“The blurring of the lines between the ANC and the state was exposed, party interests were prioritized, crucial government departments were used for the benefit of individuals, resulting in manipulation and political influence,” said South African political analyst Dr Mcebisi Mdletyana.
This is further clarified in a damaging finding by Judge Zondo. “The ANC under Zuma has allowed, supported and enabled corruption.”
In an effort to cushion the blow to the ruling party’s tarnished reputation, the ANC issued a statement appreciating the committee’s work and said it would monitor its findings and “take steps to address them.” to grab”.
South Africans began to see the glaring signs of corruption at the highest levels in 2013, as well as the culture of undue influence and impunity. This was when Zuma allowed the Gupta brothers and their guests to land a commercial plane at a military base to attend a wedding.
This was a clear breach of national security. Questions were raised about how it could have happened and how much influence the Gupta family had over the state.
Other revelations followed, and in 2016 South Africa’s public protector Thuli Madonsela released a report detailing the connections between the Guptas and the government.

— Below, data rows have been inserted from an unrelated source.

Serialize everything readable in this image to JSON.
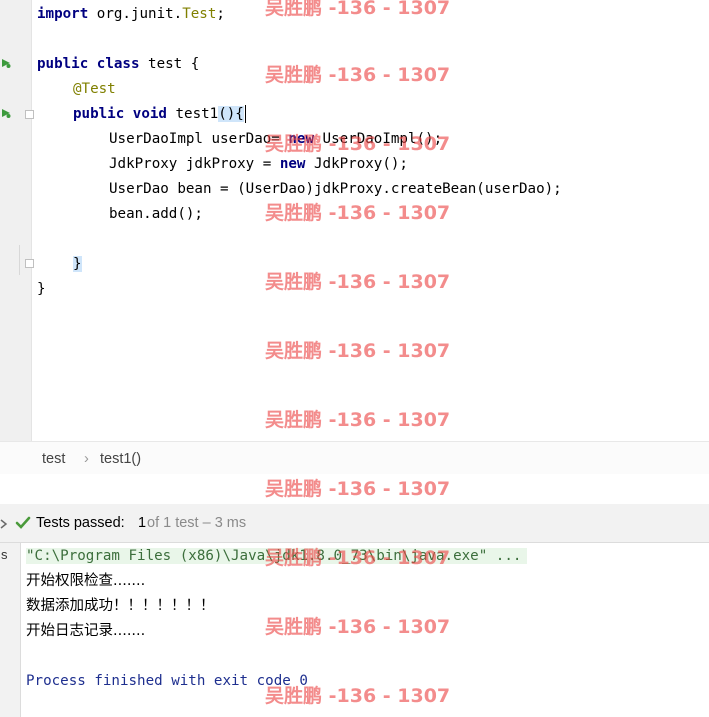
{
  "editor": {
    "lines": {
      "import_kw": "import",
      "import_path": " org.junit.",
      "import_class": "Test",
      "import_end": ";",
      "class_kw": "public class",
      "class_name": " test {",
      "annotation": "@Test",
      "method_kw": "public void",
      "method_name": " test1",
      "method_parens": "(){",
      "l5a": "UserDaoImpl userDao= ",
      "l5kw": "new",
      "l5b": " UserDaoImpl();",
      "l6a": "JdkProxy jdkProxy = ",
      "l6kw": "new",
      "l6b": " JdkProxy();",
      "l7": "UserDao bean = (UserDao)jdkProxy.createBean(userDao);",
      "l8": "bean.add();",
      "close_method": "}",
      "close_class": "}"
    }
  },
  "breadcrumb": {
    "items": [
      "test",
      "test1()"
    ],
    "separator": "›"
  },
  "run": {
    "status_label": "Tests passed:",
    "passed": "1",
    "rest": " of 1 test – 3 ms",
    "side_label": "s"
  },
  "console": {
    "cmd": "\"C:\\Program Files (x86)\\Java\\jdk1.8.0_73\\bin\\java.exe\" ...",
    "out1": "开始权限检查.......",
    "out2": "数据添加成功！！！！！！！",
    "out3": "开始日志记录.......",
    "finish": "Process finished with exit code 0"
  },
  "watermark": "吴胜鹏 -136 - 1307",
  "colors": {
    "keyword": "#000080",
    "annotation": "#808000",
    "pass_check": "#4a9a3b",
    "run_icon": "#3d9a3d",
    "finish_text": "#1e2f8f"
  }
}
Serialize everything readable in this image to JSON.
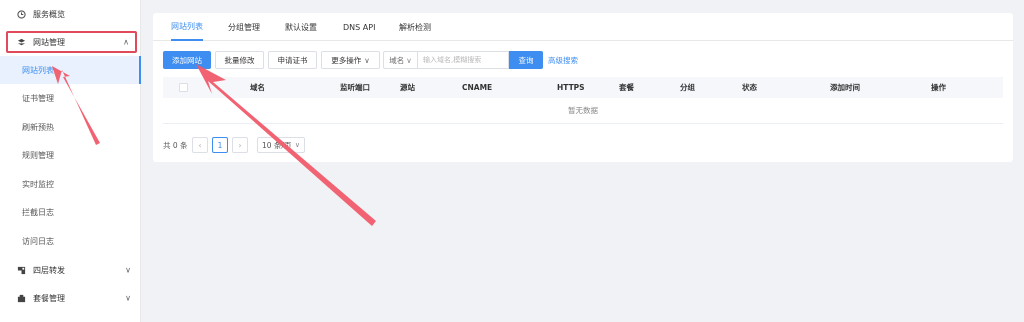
{
  "sidebar": {
    "top_item": {
      "label": "服务概览",
      "icon": "clock-icon"
    },
    "group_site": {
      "label": "网站管理",
      "icon": "globe-icon"
    },
    "sub_items": [
      {
        "label": "网站列表"
      },
      {
        "label": "证书管理"
      },
      {
        "label": "刷新预热"
      },
      {
        "label": "规则管理"
      },
      {
        "label": "实时监控"
      },
      {
        "label": "拦截日志"
      },
      {
        "label": "访问日志"
      }
    ],
    "group_l4": {
      "label": "四层转发",
      "icon": "forward-icon"
    },
    "group_plan": {
      "label": "套餐管理",
      "icon": "package-icon"
    }
  },
  "tabs": [
    {
      "label": "网站列表"
    },
    {
      "label": "分组管理"
    },
    {
      "label": "默认设置"
    },
    {
      "label": "DNS API"
    },
    {
      "label": "解析检测"
    }
  ],
  "toolbar": {
    "add_site": "添加网站",
    "batch_edit": "批量修改",
    "apply_cert": "申请证书",
    "more_ops": "更多操作",
    "search_field": "域名",
    "search_placeholder": "输入域名,模糊搜索",
    "search_button": "查询",
    "advanced_search": "高级搜索"
  },
  "table": {
    "columns": [
      "域名",
      "监听端口",
      "源站",
      "CNAME",
      "HTTPS",
      "套餐",
      "分组",
      "状态",
      "添加时间",
      "操作"
    ],
    "empty_text": "暂无数据"
  },
  "pagination": {
    "total_text": "共 0 条",
    "current_page": "1",
    "page_size": "10 条/页"
  },
  "colors": {
    "accent": "#3d8ef0",
    "highlight": "#e04a5a"
  }
}
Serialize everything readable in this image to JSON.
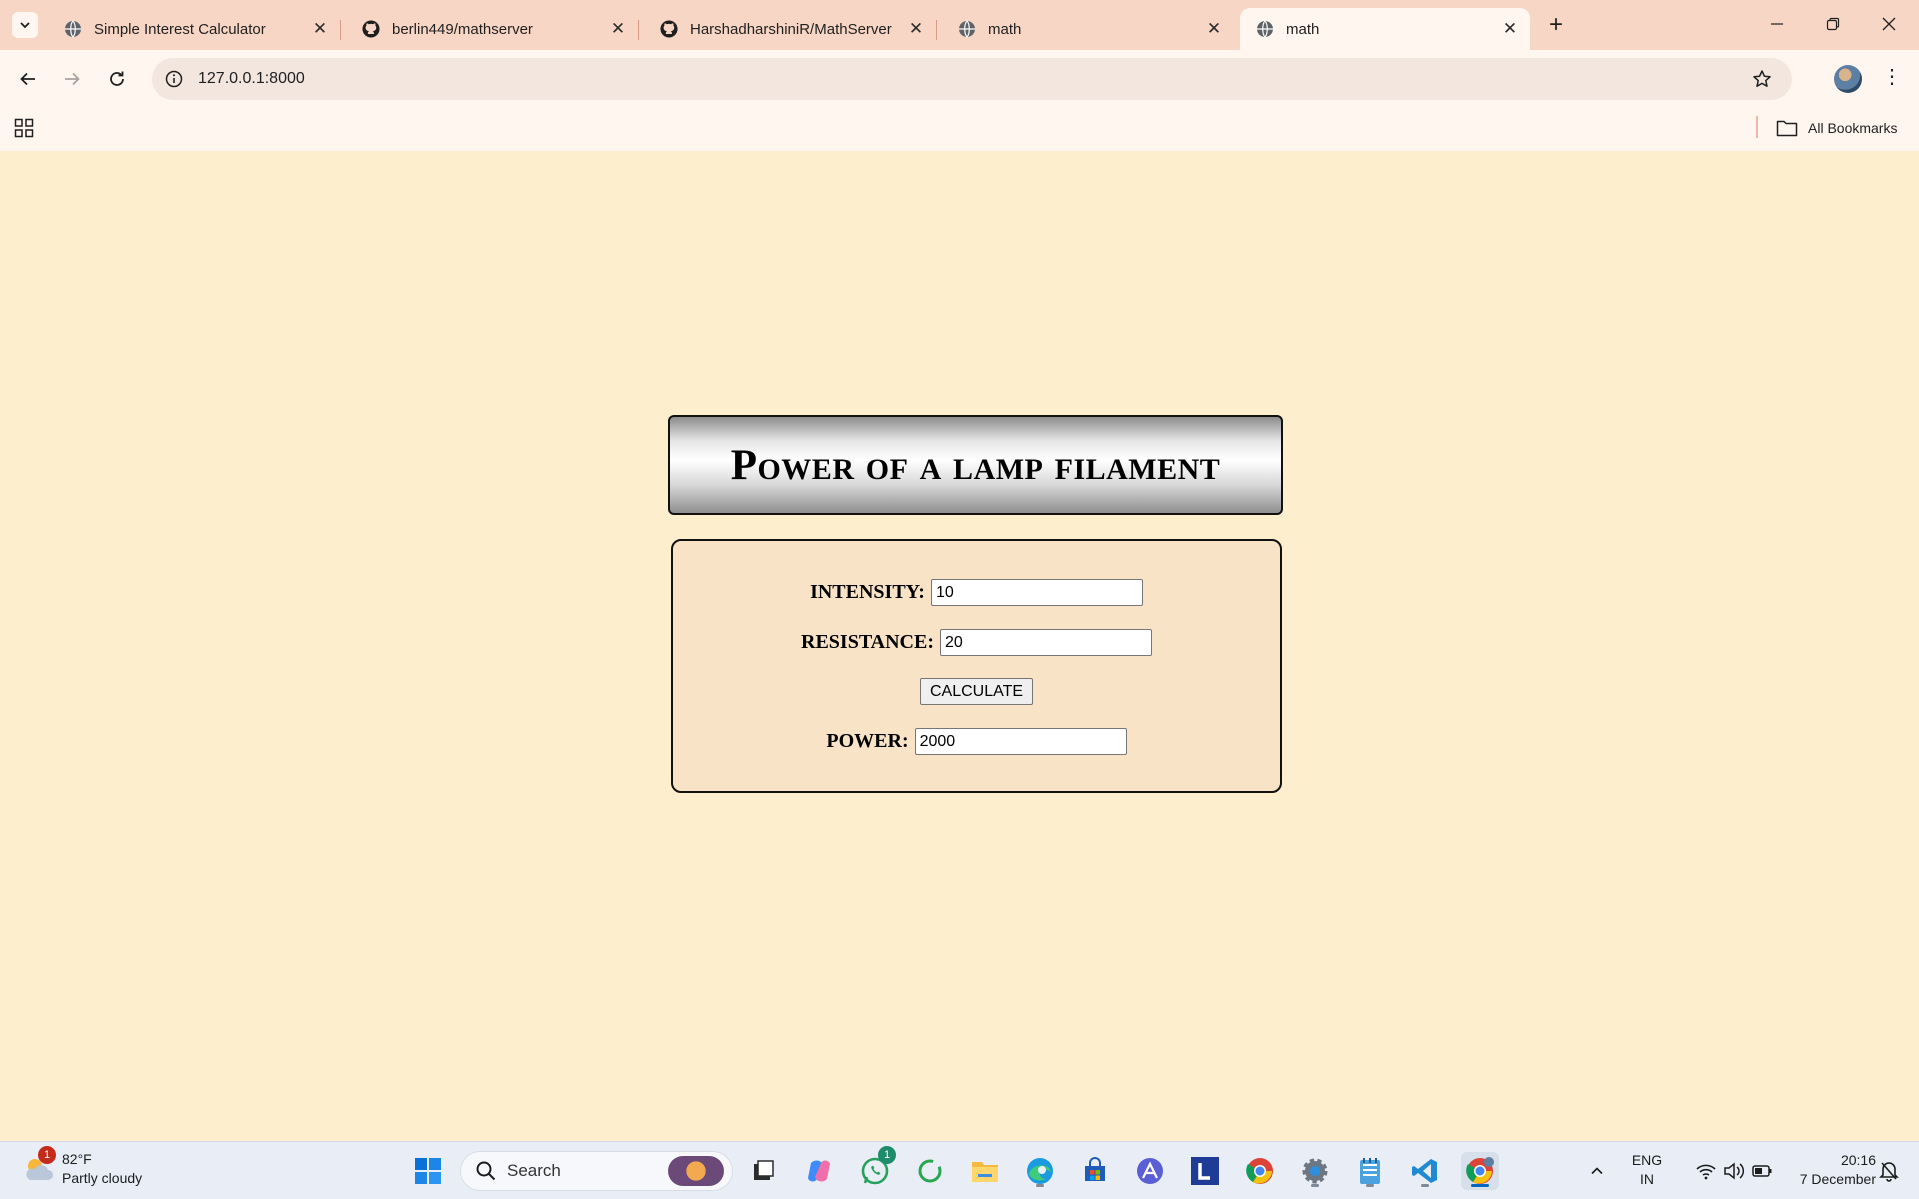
{
  "browser": {
    "tabs": [
      {
        "title": "Simple Interest Calculator",
        "icon": "globe-icon",
        "active": false
      },
      {
        "title": "berlin449/mathserver",
        "icon": "github-icon",
        "active": false
      },
      {
        "title": "HarshadharshiniR/MathServer",
        "icon": "github-icon",
        "active": false
      },
      {
        "title": "math",
        "icon": "globe-icon",
        "active": false
      },
      {
        "title": "math",
        "icon": "globe-icon",
        "active": true
      }
    ],
    "url": "127.0.0.1:8000",
    "bookmarks_label": "All Bookmarks"
  },
  "page": {
    "heading": "Power of a lamp filament",
    "intensity_label": "INTENSITY:",
    "intensity_value": "10",
    "resistance_label": "RESISTANCE:",
    "resistance_value": "20",
    "calculate_label": "CALCULATE",
    "power_label": "POWER:",
    "power_value": "2000",
    "background_color": "#fdeece",
    "form_color": "#f8e3c6"
  },
  "taskbar": {
    "weather_badge": "1",
    "weather_temp": "82°F",
    "weather_desc": "Partly cloudy",
    "search_placeholder": "Search",
    "whatsapp_badge": "1",
    "lang_line1": "ENG",
    "lang_line2": "IN",
    "time": "20:16",
    "date": "7 December",
    "apps": [
      "start-icon",
      "search-icon",
      "task-view-icon",
      "copilot-icon",
      "whatsapp-icon",
      "refresh-app-icon",
      "file-explorer-icon",
      "edge-icon",
      "store-icon",
      "arc-icon",
      "l-app-icon",
      "chrome-icon",
      "settings-icon",
      "notepad-icon",
      "vscode-icon",
      "chrome-active-icon"
    ]
  }
}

She recommended the establishment of a judicial commission.
The commission, which began its work in 2018, heard how the Gupta brothers – Ajay, Rajesh and Atul – allegedly orchestrated widespread corruption with Zuma’s help.
They deny any wrongdoing.
The commission showed how Zuma’s son, Duduzane, “led between the Guptas and the government and participated in awarding government contracts to Gupta-affiliated companies.”
Duduzane Zuma maintains his innocence.
The report also revealed how Zuma colluded with the country’s former spy chief Arthur Fraser to shut down an investigation into the Gupta family in 2011, paving the way for the government purse to be drained.
South African authorities are currently working to extradite the Gupta brothers from the UAE to account for their alleged crimes. They were arrested in Dubai earlier this month after a red message from Interpol.
But others, including some of the ANC’s most powerful officials, should also be charged with corruption, fraud and money laundering, according to the Zondo commission.
President Ramaphosa said the commission’s recommendations will be implemented at the appropriate time.
Asked if action will be taken against members of his cabinet who are involved, he says he will “form a position within four months” and the plans will then be presented to parliament.
The test is whether action will be taken.
“If South Africa takes the fight against corruption seriously… those involved… [will be] criminally prosecuted and successfully prosecuted, [then] a good enough anti-corruption firewall would have been installed,” said Dr. Mdletyana.
But corruption cases are known to drag on for years with many delays, and the national prosecutor will need more resources to do so.
The fact that Zuma is still on trial for corruption charges related to an arms deal struck more than two decades ago – long before he became president – shows how long the process can take.
There are also allegations of corruption surrounding Ramaphosa’s government, particularly in the way money was spent during the Covid emergency.
Some analysts have compared the Zondo Commission to the work of the Truth and Reconciliation Commission (TRC), which was established to investigate the crimes committed under apartheid.
The hope was that Zondo would put an end to government corruption, but as with the TRC, there are fears that the recommendations will not be followed.
As for the ANC, with less than two years left until the next general election, the once glorious and trusted former liberation movement is in danger of losing mass support.
In addition, Judge Zondo’s proposal to change election rules to allow South Africans to directly elect a president rather than use the party system would be devastating to the party that has been in power since 1994.
His findings have prompted South Africans to ask whether an ANC-backed president can be trusted to uphold his oath of office and put the country first.